While Facebook still attracts the lion’s share of paid advertising (82 percent of marketers surveyed by Forrester say they currently pay for ads on the site), brands are increasingly flocking to Instagram. About 46 percent of brands say they do or plan to pay money to get on Instagram in the next 12 months — the highest rate of growth compared with other platforms.
One other reason brands prefer Instagram to Facebook is that the bigger a brand gets on Facebook, the less its reach becomes. L2 found that for brands with more than 500,000 followers, reaching people is really hard. Instagram doesn’t have that problem. In fact, there was no negative correlation between how many people follow a brand and how many people engage with it.

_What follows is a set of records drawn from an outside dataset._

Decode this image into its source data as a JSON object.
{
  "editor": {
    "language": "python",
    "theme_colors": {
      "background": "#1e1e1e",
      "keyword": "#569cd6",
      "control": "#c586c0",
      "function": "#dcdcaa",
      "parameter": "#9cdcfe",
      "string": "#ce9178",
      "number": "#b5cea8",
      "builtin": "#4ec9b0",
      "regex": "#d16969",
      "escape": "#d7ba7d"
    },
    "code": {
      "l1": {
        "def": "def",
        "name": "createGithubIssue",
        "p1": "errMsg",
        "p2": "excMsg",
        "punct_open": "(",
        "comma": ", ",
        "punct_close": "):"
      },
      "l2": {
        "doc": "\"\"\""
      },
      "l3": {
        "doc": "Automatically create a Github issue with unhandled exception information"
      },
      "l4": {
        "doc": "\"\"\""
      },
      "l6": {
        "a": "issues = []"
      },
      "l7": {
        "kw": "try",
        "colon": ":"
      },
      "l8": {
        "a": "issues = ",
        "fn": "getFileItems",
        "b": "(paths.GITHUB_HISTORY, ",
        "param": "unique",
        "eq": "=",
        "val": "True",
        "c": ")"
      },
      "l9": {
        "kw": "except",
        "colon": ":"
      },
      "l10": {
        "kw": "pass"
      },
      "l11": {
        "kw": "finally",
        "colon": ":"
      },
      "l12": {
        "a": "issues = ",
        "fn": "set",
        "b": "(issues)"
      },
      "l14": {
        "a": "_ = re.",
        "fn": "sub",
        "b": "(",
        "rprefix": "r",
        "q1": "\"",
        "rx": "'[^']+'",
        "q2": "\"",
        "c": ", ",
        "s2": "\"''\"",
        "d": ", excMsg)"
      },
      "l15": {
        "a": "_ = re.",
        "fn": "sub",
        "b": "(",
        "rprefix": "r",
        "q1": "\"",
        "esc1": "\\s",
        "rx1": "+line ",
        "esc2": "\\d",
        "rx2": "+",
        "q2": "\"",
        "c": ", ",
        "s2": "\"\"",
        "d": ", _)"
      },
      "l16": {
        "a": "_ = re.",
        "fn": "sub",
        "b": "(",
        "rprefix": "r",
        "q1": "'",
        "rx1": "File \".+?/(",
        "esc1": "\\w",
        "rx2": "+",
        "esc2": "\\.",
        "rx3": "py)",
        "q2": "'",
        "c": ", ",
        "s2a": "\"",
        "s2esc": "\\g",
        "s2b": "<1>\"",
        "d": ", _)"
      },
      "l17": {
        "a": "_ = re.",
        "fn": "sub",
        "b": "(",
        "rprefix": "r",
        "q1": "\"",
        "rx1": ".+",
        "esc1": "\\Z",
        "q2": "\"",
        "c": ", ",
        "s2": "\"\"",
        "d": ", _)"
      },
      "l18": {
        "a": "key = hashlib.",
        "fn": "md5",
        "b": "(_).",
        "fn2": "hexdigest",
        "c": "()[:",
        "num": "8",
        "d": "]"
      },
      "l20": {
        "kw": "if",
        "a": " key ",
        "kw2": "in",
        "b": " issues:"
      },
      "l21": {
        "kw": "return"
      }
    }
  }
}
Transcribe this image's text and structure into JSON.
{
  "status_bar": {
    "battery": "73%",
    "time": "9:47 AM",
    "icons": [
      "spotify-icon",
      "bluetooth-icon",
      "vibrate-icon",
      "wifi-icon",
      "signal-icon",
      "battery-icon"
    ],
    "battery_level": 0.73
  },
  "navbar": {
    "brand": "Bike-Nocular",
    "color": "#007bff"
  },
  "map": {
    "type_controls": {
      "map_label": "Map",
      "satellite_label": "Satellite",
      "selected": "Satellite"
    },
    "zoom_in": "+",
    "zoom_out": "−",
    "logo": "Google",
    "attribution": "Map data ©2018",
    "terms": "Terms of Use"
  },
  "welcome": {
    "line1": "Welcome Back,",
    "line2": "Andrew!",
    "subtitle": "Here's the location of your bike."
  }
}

Instagram’s higher ad rates may also be at play: buyers say Instagram costs between $100,000 and $500,000 for a monthly ad buy. “A lot of brands have been priced out, so the brands on there are luxury and aspirational,” said Garett Levy, a research analyst at L2.
High-end fashion brands are among the prolific on Instagram. For example, Christian Louboutin in January launched #louboutinworld, a photo gallery displayed on its homepage that goes directly to its Instagram page. Its followers there have grown 80 percent in the last year, while Facebook likes have grown only 8 percent. And 40 percent of all brands that stream user-generated content onto Instagram are beauty brands. One reason, according to de Jocas, is that product lines in beauty are relatively the same season-to-season, so brands have a nice reserve of user-generated photos they can pick from.
That means that Instagram’s biggest problem — no direct path to commerce — isn’t really much of a problem at all. While Instagram introduced clickable ads via its “carousel” platform back in March, brands are hoping that a more direct path to purchase (a “shop now” button, or a click to buy capability) will eventually be introduced. But until then, Instagram still makes more sense for brands that want engagement and inspiration.
Denna Singleton, who heads global marketing at Elizabeth Arden, has effectively moved the brand’s focus from Pinterest onto Instagram, citing higher engagement and better bang for the buck. “It costs a lot of resources” to shoot original photos, so the brand also relies on user-generated pictures. She’s waiting for Instagram to roll out more “shop now, buy now” buttons, but in the meantime, carousel ads and an integration with Facebook that shows the user the product on Facebook after she sees it on Instagram is enough. Arden uses third-party workarounds like Like2Buy to close the purchase loop. For Benefit, it’s the same thing: “It’s a very manual process right now,” said Allwood. “But it works.”
‘Let’s put it out in the world’: Why Code and Theory is creating its own thought leadership publication, Decode
The publication gives the agency a home for opinion and thought leadership pieces from its staffers, many of whom have been writing pieces for industry publications in recent years.
Member Exclusive‘You can’t just cut a little bit’: Why this moment could force agencies to accelerate necessary changes to their business models
To survive, agencies have to change how they do business instead of making cuts here or there to manage for the next quarter.
‘We knew it would impact our business negatively’: How joining the Facebook boycott affected one small advertiser
For small boycotting advertisers like JibJab, staying off the Facebook advertising ecosystem permanently is untenable.
SponsoredPublishers: Assessing risk and ensuring payments in times of crisis
As the industry navigates the continued impacts of COVID-19, here’s the questions publishers should ask their programmatic partners or ad management providers to protect themselves from clawbacks and lost revenue.
‘Exceeded our marketers readiness’: As e-commerce growth accelerates, Dentsu is adding a new practice to meet the demand
The commerce practice was already in the works but the pandemic and changing consumer behavior due to the pandemic accelerated it.
‘Hooked on the Facebook drug’: Media buyers say smaller brands will return to the platform, but bigger brands will continue to boycott
Large consumer brands aren’t happy with Facebook’s response to the boycott so far and will likely wait until fall to reconsider the boycott.